## DESCRIPTION OF THE TASK
Using the data below, copy out all lines with the word "true".

────────────────

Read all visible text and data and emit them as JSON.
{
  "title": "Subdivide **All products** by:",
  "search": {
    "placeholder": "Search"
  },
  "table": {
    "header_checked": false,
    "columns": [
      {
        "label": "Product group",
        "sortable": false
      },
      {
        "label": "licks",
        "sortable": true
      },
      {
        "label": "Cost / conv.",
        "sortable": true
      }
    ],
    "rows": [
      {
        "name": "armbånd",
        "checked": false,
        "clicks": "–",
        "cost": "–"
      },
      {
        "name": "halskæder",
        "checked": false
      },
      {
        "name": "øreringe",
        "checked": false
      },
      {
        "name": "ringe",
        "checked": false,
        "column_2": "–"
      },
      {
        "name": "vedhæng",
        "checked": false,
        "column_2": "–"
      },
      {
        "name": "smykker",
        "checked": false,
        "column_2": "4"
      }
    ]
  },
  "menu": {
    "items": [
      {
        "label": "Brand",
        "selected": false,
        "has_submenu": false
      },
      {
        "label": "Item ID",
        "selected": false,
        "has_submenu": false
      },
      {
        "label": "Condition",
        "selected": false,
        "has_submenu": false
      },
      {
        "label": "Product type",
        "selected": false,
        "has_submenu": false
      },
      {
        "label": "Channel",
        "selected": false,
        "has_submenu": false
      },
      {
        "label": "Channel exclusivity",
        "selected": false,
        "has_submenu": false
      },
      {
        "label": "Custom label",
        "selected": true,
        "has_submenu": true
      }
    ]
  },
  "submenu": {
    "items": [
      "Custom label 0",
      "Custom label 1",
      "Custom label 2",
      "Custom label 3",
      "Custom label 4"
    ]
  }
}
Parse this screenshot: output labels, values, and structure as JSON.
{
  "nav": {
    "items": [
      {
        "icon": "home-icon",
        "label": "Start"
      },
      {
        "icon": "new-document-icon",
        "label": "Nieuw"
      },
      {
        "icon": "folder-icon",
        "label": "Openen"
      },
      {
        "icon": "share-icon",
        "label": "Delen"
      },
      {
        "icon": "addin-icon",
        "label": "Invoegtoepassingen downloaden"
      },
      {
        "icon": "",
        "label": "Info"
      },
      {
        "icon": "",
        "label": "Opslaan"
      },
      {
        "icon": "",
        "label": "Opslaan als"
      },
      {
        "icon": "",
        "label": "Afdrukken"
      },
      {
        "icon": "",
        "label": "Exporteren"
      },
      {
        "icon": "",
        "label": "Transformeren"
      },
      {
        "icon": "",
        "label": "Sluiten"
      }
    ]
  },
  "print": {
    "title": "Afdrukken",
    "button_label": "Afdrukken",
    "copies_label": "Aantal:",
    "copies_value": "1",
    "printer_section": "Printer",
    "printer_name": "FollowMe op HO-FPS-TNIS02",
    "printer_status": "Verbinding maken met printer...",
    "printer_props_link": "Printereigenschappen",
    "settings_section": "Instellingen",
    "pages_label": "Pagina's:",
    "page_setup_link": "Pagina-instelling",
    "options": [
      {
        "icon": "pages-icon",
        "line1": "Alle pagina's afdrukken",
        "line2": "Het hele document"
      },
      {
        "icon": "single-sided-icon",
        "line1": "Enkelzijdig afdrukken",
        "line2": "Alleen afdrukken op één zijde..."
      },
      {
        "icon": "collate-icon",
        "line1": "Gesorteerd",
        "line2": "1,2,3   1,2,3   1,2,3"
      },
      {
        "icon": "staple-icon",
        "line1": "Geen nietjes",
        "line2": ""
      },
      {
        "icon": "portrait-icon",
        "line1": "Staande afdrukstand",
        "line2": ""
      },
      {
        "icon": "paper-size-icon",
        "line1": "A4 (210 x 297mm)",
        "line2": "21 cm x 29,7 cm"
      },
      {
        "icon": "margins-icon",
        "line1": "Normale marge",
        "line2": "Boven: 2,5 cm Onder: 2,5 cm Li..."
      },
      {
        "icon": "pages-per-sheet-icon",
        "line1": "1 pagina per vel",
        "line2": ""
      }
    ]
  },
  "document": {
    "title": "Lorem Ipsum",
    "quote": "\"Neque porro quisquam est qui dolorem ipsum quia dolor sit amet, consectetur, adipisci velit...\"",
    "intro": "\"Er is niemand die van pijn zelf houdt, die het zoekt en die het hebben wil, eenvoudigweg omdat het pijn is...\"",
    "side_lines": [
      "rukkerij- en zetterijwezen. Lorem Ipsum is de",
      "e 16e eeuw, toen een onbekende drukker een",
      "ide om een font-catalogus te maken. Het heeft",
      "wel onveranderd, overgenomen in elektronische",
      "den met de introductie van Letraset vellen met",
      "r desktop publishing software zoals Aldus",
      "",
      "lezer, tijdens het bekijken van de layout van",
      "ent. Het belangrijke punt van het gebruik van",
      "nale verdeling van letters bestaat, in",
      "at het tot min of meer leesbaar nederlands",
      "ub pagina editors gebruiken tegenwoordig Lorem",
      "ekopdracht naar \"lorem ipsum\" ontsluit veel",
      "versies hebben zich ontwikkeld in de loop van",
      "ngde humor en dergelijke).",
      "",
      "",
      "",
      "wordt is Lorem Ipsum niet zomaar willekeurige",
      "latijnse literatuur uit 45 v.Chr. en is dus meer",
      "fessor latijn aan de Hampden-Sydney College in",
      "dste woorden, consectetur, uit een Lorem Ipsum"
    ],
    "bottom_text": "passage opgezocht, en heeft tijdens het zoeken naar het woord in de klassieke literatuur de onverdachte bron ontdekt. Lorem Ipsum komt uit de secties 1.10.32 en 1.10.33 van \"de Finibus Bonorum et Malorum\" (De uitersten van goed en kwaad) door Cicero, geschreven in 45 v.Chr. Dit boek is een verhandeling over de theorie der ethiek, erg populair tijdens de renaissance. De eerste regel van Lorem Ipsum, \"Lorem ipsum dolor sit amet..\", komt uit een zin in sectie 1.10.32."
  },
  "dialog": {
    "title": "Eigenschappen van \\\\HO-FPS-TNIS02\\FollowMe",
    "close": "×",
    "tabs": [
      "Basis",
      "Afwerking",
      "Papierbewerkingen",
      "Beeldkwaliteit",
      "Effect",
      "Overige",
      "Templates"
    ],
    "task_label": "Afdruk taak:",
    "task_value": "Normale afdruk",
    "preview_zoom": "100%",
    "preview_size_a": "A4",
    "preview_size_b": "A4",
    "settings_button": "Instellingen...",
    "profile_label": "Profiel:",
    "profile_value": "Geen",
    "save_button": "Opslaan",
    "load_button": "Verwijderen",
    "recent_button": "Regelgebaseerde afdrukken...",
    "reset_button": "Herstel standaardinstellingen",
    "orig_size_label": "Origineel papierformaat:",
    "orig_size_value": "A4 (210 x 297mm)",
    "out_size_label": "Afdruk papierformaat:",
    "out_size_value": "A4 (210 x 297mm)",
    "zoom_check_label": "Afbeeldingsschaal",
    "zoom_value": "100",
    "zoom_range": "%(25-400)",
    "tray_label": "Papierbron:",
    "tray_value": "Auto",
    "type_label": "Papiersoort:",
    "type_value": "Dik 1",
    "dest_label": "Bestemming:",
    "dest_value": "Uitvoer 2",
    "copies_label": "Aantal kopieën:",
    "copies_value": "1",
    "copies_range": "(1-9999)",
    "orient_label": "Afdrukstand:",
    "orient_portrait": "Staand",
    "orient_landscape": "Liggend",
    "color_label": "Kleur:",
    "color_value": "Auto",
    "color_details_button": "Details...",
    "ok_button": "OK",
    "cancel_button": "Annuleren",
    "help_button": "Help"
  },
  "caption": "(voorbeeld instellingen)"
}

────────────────

## ANSWER SECTION
        "sortable": true
        "sortable": true
        "selected": true,
        "has_submenu": true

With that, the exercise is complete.